Task to complete
Select all lines in the records that include "components".

Exercise material

=== Section Start ===

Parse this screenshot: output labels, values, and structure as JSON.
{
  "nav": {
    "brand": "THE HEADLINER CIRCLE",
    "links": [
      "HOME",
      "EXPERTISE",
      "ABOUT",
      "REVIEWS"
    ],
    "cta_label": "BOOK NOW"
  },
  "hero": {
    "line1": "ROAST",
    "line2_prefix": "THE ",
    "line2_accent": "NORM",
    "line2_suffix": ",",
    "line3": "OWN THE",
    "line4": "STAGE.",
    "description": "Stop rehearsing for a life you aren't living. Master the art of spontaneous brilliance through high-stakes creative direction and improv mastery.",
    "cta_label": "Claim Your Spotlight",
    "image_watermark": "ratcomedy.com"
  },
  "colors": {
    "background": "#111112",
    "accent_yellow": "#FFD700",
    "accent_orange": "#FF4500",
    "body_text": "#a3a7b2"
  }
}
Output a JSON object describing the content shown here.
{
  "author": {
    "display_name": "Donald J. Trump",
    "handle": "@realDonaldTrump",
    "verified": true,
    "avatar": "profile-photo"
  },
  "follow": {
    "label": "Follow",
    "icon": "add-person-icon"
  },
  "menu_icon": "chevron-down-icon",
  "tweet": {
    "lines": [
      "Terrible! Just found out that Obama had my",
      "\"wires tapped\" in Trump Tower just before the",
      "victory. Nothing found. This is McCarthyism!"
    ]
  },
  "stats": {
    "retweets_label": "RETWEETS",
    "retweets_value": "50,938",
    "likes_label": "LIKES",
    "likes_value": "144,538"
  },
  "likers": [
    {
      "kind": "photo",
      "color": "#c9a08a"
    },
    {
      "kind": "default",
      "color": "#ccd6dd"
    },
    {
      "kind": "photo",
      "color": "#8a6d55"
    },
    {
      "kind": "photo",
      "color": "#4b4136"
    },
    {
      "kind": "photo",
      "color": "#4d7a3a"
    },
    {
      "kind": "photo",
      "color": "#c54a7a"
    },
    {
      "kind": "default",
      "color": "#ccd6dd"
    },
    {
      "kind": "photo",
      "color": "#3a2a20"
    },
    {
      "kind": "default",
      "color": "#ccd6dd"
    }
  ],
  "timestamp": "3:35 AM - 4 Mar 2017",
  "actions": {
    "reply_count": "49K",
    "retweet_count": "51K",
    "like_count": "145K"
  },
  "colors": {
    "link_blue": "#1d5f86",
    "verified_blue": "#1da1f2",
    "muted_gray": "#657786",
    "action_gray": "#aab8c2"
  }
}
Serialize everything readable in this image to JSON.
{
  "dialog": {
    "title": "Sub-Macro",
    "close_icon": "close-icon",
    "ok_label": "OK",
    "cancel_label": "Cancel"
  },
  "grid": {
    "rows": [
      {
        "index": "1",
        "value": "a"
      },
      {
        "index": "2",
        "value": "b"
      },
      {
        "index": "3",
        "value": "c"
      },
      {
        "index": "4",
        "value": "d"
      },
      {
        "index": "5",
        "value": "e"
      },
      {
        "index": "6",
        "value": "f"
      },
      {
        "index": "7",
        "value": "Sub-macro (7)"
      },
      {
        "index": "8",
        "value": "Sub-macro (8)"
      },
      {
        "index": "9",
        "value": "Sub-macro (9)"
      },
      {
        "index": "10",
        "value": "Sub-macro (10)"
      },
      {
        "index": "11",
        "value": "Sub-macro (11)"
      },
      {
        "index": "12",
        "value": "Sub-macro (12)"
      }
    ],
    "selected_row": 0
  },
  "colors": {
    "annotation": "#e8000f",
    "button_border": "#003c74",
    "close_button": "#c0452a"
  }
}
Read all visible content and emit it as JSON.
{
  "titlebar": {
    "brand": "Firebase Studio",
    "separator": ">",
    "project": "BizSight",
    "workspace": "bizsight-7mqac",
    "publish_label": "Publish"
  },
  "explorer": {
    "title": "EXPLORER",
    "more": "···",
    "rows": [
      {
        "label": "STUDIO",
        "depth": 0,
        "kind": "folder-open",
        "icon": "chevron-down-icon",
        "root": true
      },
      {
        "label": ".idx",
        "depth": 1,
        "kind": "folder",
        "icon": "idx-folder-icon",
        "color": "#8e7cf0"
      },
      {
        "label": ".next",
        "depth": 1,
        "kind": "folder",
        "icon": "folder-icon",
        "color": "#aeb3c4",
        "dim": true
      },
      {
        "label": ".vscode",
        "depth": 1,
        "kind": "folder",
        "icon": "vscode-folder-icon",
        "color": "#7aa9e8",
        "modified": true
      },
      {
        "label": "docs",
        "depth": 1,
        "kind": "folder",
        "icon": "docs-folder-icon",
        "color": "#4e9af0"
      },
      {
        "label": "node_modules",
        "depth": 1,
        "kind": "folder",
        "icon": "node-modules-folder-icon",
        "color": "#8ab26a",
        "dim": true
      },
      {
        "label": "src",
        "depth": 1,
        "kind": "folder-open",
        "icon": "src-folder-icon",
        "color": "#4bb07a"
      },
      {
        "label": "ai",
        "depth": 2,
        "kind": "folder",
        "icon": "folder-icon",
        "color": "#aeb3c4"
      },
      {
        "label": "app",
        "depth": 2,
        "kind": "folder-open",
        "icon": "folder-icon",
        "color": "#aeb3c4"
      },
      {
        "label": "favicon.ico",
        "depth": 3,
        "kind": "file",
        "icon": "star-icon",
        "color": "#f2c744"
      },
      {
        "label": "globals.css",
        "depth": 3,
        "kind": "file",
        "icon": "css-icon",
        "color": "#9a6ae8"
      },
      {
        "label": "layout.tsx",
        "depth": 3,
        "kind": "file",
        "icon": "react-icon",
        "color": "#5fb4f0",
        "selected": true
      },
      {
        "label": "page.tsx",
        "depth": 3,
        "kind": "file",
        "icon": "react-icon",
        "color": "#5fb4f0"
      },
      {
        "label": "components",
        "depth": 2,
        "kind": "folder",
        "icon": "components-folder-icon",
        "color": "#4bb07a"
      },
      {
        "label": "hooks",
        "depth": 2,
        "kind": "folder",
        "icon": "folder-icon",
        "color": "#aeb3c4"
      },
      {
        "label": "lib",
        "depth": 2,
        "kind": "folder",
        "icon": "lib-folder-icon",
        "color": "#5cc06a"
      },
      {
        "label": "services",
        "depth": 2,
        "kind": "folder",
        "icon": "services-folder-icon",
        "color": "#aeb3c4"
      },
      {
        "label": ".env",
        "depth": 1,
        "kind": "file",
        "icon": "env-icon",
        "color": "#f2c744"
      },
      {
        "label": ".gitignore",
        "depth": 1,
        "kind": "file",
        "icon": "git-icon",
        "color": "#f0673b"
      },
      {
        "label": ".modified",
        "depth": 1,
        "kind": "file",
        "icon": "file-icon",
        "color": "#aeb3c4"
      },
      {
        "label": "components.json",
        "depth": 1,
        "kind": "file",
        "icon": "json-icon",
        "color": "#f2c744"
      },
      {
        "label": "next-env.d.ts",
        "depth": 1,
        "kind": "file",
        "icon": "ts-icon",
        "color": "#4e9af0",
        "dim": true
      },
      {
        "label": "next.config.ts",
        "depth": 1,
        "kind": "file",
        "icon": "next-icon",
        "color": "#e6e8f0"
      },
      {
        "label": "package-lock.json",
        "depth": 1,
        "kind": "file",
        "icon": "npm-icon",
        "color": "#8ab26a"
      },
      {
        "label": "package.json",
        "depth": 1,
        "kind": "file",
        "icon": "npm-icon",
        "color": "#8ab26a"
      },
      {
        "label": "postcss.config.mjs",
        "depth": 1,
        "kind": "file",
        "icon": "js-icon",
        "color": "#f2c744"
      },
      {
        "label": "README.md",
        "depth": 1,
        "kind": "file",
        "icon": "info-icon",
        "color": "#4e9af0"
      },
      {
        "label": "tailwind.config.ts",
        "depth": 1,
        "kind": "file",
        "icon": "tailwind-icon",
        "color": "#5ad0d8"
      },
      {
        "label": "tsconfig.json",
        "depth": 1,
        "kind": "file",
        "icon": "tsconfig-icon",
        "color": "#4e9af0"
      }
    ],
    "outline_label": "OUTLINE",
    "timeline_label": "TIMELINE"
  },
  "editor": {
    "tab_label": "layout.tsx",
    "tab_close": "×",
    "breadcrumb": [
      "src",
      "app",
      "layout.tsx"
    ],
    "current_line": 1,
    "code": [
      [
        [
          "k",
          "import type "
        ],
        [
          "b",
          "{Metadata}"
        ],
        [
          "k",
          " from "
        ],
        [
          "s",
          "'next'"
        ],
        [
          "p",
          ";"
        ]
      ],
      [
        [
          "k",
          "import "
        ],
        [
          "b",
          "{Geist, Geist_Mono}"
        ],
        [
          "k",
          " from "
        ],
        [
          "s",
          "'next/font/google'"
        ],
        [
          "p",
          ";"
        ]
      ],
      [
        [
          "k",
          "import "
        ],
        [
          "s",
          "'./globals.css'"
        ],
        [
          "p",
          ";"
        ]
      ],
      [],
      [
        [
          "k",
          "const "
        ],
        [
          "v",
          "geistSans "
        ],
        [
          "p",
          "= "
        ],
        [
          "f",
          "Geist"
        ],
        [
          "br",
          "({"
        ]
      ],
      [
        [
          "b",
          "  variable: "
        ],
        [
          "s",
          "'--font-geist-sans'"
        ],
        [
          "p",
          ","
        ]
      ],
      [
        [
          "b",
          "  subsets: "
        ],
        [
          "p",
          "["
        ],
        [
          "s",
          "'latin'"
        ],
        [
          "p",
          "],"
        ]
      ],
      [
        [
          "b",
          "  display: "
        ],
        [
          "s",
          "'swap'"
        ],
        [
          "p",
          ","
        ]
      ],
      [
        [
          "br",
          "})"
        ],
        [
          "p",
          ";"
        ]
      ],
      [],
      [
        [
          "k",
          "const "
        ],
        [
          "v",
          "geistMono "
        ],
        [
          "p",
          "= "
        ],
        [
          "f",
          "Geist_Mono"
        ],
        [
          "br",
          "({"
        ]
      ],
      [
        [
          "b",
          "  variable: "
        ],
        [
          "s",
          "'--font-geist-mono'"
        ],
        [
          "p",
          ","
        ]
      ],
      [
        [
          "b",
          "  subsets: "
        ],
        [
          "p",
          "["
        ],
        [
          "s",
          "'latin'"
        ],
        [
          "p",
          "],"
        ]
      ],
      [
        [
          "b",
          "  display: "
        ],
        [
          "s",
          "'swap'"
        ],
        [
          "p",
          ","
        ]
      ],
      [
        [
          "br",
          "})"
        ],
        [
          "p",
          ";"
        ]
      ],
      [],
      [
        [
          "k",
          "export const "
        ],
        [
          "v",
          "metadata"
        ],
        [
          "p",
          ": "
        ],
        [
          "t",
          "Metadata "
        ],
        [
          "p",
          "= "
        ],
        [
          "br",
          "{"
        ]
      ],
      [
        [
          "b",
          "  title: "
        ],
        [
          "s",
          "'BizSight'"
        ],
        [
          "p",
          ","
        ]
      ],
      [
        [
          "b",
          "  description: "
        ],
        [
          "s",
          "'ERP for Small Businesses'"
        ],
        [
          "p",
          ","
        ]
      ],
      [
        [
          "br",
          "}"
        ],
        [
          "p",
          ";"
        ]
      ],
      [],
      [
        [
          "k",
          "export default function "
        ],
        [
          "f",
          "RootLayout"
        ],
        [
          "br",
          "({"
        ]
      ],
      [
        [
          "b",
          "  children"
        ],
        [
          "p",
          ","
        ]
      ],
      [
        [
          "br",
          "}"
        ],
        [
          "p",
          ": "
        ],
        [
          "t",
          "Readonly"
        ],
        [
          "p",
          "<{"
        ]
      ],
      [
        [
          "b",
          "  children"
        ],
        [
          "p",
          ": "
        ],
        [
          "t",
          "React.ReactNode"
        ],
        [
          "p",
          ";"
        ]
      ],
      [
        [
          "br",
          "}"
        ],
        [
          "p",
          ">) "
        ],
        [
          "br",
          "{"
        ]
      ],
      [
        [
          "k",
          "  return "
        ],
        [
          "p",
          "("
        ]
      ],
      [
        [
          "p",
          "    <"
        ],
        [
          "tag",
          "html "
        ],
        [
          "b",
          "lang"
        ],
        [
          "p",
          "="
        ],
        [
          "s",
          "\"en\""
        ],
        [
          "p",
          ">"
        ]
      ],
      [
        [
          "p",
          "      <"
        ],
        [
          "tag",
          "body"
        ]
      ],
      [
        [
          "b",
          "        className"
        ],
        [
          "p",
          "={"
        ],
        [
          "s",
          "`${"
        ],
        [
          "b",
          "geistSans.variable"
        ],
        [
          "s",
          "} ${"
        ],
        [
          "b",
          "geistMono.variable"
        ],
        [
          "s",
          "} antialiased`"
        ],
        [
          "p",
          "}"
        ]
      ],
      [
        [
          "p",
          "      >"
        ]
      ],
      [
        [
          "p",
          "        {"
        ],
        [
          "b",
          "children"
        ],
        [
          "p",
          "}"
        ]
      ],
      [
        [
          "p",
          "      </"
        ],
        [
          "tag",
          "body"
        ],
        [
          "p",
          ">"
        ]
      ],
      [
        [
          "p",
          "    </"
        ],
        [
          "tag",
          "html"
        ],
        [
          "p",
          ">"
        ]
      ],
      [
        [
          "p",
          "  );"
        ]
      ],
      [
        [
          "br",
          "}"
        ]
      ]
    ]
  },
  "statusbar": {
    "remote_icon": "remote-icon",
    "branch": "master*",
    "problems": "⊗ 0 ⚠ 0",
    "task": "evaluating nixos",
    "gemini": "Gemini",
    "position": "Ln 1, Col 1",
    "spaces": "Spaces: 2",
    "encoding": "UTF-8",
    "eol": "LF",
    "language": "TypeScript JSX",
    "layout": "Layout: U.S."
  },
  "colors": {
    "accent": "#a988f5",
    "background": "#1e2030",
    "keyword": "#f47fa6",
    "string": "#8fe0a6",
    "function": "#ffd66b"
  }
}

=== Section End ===

Answer space
        "label": "components",
        "icon": "components-folder-icon",
        "label": "components.json",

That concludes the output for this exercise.